Barclays survey: India leads the way in new digital age

Ashok Vaswani says traditional skills are less relevant
Ashok Vaswani says traditional skills are less relevant

Workers in emerging countries such as India and Brazil are more confident about digital skills than those in developed markets, a survey has found.

Research carried out by Barclays also showed that while 38 per cent of British workers said their employer offered training in digital skills, that figure is considerably higher in India (67 per cent), China and the US (both 48 per cent).

India also has the most number of school pupils proficient in coding, the Barclays Digital Development Index found. It carried out an assessment in 10 countries of workers’ digital skills and national efforts to drive a digital agenda for the workforce.

Estonia and South Korea came on top of the list, with the UK ranked fourth and India seventh.
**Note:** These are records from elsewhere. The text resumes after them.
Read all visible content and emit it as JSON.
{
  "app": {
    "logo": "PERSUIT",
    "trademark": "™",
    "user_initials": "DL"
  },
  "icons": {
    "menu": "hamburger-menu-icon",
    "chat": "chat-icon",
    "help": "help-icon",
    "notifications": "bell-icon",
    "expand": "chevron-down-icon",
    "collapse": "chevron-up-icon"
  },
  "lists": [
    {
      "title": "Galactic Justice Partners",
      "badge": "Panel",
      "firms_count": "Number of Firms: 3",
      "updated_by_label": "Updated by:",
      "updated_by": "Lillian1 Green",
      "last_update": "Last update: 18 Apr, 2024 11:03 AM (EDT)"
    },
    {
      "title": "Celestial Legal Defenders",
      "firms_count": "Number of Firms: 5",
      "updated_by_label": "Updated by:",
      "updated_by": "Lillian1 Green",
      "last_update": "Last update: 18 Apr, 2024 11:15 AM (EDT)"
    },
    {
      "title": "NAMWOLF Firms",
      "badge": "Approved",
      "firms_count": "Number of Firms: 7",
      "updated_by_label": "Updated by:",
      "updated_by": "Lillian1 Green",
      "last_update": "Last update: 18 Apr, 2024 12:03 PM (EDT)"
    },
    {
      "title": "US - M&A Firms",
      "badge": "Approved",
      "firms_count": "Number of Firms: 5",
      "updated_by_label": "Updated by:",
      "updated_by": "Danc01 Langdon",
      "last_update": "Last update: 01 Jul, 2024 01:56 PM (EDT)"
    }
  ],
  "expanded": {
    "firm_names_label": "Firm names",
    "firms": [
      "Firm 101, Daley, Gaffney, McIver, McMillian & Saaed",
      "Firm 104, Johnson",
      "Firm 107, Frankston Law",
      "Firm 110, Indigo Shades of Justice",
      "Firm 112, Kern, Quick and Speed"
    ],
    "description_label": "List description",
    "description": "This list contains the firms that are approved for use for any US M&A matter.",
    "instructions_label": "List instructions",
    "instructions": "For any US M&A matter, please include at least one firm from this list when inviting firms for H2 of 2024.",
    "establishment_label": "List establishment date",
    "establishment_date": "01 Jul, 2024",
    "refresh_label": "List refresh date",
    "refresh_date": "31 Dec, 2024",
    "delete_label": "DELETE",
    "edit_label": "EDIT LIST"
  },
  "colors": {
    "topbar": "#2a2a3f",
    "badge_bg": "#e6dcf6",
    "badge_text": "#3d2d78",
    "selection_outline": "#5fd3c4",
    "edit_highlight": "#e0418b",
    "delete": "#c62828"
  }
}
Sweden was placed fourth while China and the US were tied in fifth place.

Ashok Vaswani, the CEO of Barclays UK, said: “The old ways of doing things will become obsolete. Traditional skills are less relevant, and businesses grow or fail at speeds never previously thought possible.

“In this new world of disruptive innovation and digital advancement, it is those individuals, businesses and societies who have the greatest level of access, ability and understanding who will continue to prosper. Those which have the least will fall behind and find it progressively harder to catch up.”

Findings from the survey showed that workers in India were more confident of their digital skills in web search and evaluation, communication and collaboration, as well as protecting data and devices.

British workers rated themselves particularly poorly on researching and evaluating information and protecting data and devices (ninth in both cases).

The analysis is significant given the scale of online fraud in the UK. Last week, the Office for National Statistics (ONS) said almost six million fraud and cyber crimes were committed in 2015 in England and Wales.

In the area of content creation and coding, Indian workers were top of the list, while the UK was seventh. India produced the most school pupils with coding skills, almost 10 times as many as the US.

The survey found that there was a shortage of skilled IT teachers in Britain, and as a result there was an increased reliance on volunteers.

Hasan Bakhshi, senior director, creative economy and data analytics at Nesta, an innovation charity, said formal education was vital for developing digital empowerment among citizens and workers:

“Digital education starts in the home and in school,” he said.

“We have seen a number of positive changes in recent years, in the implementation of the computing curriculum and the proliferation of coding clubs. Still, more can be done to keep the UK competitive globally, and some of these things involve thinking of the different digital skills the economy requires.”

According to the House of Commons Science and Technology Committee, the digital skills gap is costing the UK economy an estimated £63 billion a year in lost additional GDP.

Last year, the House of Lords Select Committee warned Britain must address its digital skills shortage or face losing its place as a global digital leader.